"The Boone Block was almost an experiment, but it worked," Schroer said. Other successful projects in the downtown core like the Globe, the Mutual Building (where a new bar, the Hannaford, will open soon), and new restaurants and residential developments, are creating a critical mass of people and amenities - the necessary ingredients for more successful projects, Schroer said.

Rendering by Hub + Weber Architects for the Catalytic Fund (provided)

The current plan for the Bradford calls for five condominiums on the upper floors that would be sold, with commercial space available on the street level. The initial idea for design would be more European, Schroer said, whereas Boone Block's design was more industrial and rugged luxury. There may also be rooftop access. "To sell the units they have to be unique, high quality, and very appealing," she said. Potential prices for the units are not yet known but Boone Block lofts were sold at $350,000 or higher each.
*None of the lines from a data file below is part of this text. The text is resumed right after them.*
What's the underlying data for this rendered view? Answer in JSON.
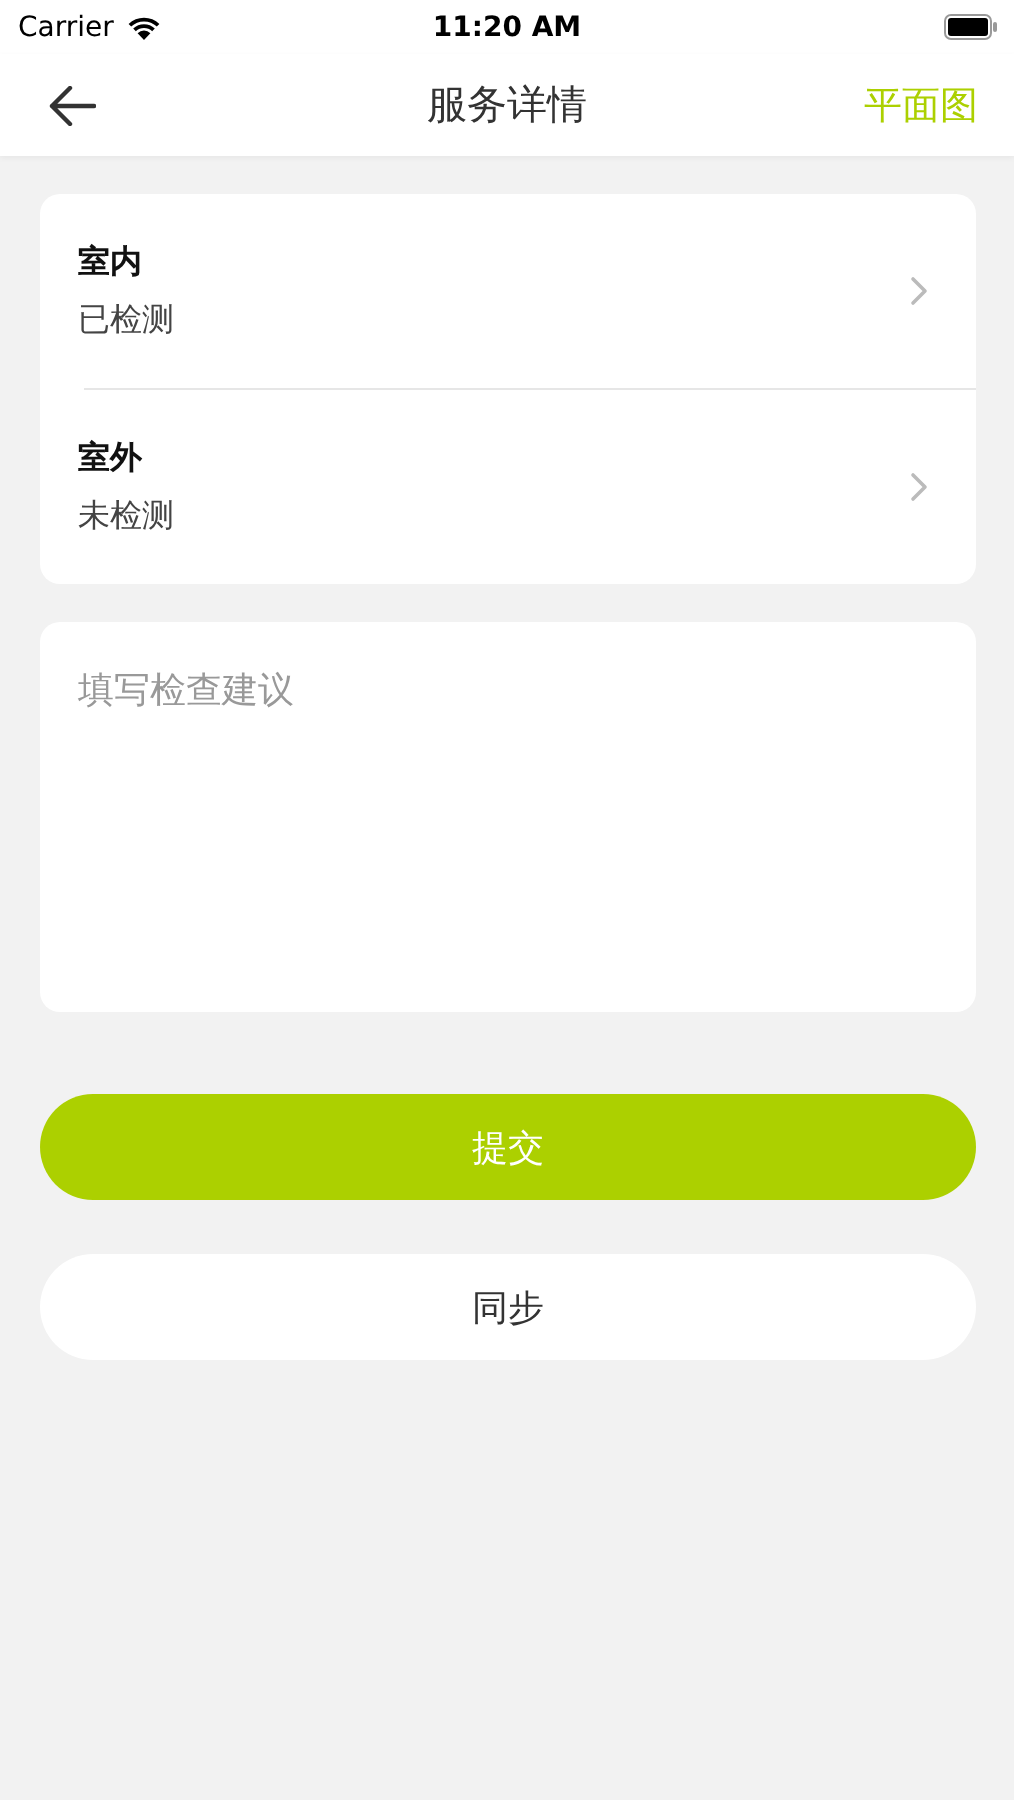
{
  "status_bar": {
    "carrier": "Carrier",
    "time": "11:20 AM"
  },
  "nav": {
    "title": "服务详情",
    "action": "平面图"
  },
  "areas": [
    {
      "name": "室内",
      "status": "已检测"
    },
    {
      "name": "室外",
      "status": "未检测"
    }
  ],
  "suggestion": {
    "placeholder": "填写检查建议"
  },
  "buttons": [
    {
      "label": "提交",
      "kind": "primary"
    },
    {
      "label": "同步",
      "kind": "secondary"
    }
  ]
}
There will need to be support from a variety of areas to make it work, including the local government and philanthropists. "A lot will have to come together to make this happen," Schroer said. "I hope the community will be supportive of this. I think it's the next phase of the transformation of downtown.

"The River Cities are strongly positioned for real estate and economic development. We shouldn't settle for anything other than the very high quality development that we deserve here."

But when it comes to the types of businesses that previously existed in these spaces, the Catalytic Fund doesn't run away from that memory. In fact, visitors to the Catalytic Fund's offices in RiverCenter may have spotted the iconic Pad sign that used to hang inside the Madison Avenue strip joint proclaiming to host Kentucky's most beautiful girls. Viva La Foxx will also be fondly remembered, Schroer said.

"The carpet is still in there," she laughed, referencing the colorful pattern on the floor of the old club that featured busty animated dancers. "We're going to remove it and clean it and sell pieces as mementos."

Written by Michael Monks, editor & publisher
Top image: Viva La Foxx and others photos provided
Slideshow Images & Captions: 
Carpet from inside Viva La Foxx